Prevalence and risk factors of problematic Internet use: A cross-national comparison of Japanese and Chinese university students (2013)

Transcult Psychiatry. 2013 Apr;50(2):263-79. doi: 10.1177/1363461513488876.

Yang CY, Sato T, Yamawaki N, Miyata M.



Saga University.


The aim of the present study was to compare risk factors for problematic Internet use (PIU) among Japanese and Chinese university students. A sample of 267 Japanese and 236 Chinese first year university students responded to questionnaires on the severity of PIU, depression, self-image/image of others, and perceived parental child-rearing styles.

The results indicated that Japanese participants were more likely to demonstrate PIU than their Chinese counterparts.
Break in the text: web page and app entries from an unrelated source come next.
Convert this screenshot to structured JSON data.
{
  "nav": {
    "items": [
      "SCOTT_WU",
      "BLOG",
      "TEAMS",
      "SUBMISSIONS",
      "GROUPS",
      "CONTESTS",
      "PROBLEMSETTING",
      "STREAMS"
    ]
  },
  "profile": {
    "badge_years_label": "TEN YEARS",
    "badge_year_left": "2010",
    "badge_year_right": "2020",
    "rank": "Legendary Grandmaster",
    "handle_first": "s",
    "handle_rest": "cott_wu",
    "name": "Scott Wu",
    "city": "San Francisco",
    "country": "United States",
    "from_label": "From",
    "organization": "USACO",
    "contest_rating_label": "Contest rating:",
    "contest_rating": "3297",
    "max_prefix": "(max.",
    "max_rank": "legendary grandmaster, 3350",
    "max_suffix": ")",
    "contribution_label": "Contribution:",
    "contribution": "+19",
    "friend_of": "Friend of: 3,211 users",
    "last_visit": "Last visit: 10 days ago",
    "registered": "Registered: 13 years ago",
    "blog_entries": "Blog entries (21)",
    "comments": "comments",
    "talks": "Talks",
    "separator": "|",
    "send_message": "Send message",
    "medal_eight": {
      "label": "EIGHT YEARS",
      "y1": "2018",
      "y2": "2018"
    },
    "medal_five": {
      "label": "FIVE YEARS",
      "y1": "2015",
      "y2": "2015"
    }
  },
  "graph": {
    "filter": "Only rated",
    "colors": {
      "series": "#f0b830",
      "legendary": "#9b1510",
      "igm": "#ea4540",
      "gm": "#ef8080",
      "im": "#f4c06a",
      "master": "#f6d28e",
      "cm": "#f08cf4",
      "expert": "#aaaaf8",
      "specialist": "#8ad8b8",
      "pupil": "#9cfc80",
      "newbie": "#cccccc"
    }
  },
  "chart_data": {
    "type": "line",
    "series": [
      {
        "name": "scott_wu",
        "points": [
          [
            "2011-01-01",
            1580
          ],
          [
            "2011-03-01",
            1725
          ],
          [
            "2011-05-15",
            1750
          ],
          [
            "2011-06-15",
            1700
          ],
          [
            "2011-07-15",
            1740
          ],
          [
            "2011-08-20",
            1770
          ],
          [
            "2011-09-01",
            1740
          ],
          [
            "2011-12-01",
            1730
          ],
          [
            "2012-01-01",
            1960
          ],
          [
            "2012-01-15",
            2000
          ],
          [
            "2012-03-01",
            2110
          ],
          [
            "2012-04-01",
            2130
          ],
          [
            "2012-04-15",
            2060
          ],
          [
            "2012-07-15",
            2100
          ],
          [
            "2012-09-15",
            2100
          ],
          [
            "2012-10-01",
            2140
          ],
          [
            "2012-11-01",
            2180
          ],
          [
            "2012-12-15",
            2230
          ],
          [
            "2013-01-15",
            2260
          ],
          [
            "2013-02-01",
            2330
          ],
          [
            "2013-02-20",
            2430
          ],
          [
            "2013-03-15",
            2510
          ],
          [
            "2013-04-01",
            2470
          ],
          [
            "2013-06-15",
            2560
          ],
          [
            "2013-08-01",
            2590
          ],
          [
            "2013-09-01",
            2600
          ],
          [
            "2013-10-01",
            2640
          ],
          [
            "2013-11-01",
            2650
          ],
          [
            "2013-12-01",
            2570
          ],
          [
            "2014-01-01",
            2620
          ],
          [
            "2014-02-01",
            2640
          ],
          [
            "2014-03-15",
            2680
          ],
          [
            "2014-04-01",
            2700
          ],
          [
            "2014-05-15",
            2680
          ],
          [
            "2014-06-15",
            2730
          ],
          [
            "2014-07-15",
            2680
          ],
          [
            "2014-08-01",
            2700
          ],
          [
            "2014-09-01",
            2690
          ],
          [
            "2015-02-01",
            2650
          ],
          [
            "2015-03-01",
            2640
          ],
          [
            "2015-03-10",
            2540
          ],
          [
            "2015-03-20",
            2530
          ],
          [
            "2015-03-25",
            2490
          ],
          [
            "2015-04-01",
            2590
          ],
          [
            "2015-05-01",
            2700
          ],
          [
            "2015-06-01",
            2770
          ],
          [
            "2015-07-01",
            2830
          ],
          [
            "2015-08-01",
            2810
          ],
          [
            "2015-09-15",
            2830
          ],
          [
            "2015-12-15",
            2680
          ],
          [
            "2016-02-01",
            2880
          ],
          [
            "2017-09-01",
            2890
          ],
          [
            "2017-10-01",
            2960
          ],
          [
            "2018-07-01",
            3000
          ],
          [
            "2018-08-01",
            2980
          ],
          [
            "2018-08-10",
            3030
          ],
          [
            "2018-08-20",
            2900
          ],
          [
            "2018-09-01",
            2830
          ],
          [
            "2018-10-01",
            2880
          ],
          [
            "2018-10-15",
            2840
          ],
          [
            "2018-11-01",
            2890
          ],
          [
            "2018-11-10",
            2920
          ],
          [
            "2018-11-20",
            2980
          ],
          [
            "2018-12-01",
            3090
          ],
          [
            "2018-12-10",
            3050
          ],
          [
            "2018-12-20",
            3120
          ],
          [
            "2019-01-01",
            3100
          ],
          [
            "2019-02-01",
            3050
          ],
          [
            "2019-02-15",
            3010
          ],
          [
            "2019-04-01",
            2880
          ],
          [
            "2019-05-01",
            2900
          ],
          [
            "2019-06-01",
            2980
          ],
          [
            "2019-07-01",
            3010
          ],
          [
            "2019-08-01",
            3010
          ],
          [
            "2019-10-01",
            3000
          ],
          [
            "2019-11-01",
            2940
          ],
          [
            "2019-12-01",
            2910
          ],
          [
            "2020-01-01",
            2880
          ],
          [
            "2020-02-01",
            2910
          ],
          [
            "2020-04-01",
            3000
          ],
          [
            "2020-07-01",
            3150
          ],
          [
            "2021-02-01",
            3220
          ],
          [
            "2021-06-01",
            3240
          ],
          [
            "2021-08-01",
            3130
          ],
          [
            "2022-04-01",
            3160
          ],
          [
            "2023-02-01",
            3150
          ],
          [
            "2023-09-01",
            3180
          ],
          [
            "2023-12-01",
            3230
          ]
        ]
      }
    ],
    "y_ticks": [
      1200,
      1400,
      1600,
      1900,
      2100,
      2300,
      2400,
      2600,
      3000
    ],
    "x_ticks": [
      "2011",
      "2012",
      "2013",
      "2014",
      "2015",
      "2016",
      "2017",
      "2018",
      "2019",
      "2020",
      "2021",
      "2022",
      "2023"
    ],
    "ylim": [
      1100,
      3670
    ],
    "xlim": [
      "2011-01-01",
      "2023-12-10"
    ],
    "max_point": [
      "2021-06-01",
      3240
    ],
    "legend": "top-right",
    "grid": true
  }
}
Compared to Chinese students, Japanese students reported more negative self-image, lower parental care, greater overcontrol, and higher depression scores. The PIU group had a higher depression score compared to the normal Internet use group. Compared with the non-PIU group, the PIU group consisted of more male and Japanese participants. Further, they tended to have more negative self-images, saw their mothers to be less caring, and perceived their mothers and fathers as more overcontrolling. PIU is strongly associated with depression, negative self-image, and parental relations. Finally, mediation analysis revealed that such national differences in PIU between Japanese and Chinese were clarified in depression and perceived mother’s care. This cross-national study indicated that depression and perceived mother’s care were both significant risk factors that were associated with the national difference in PIU between Japanese and Chinese participants.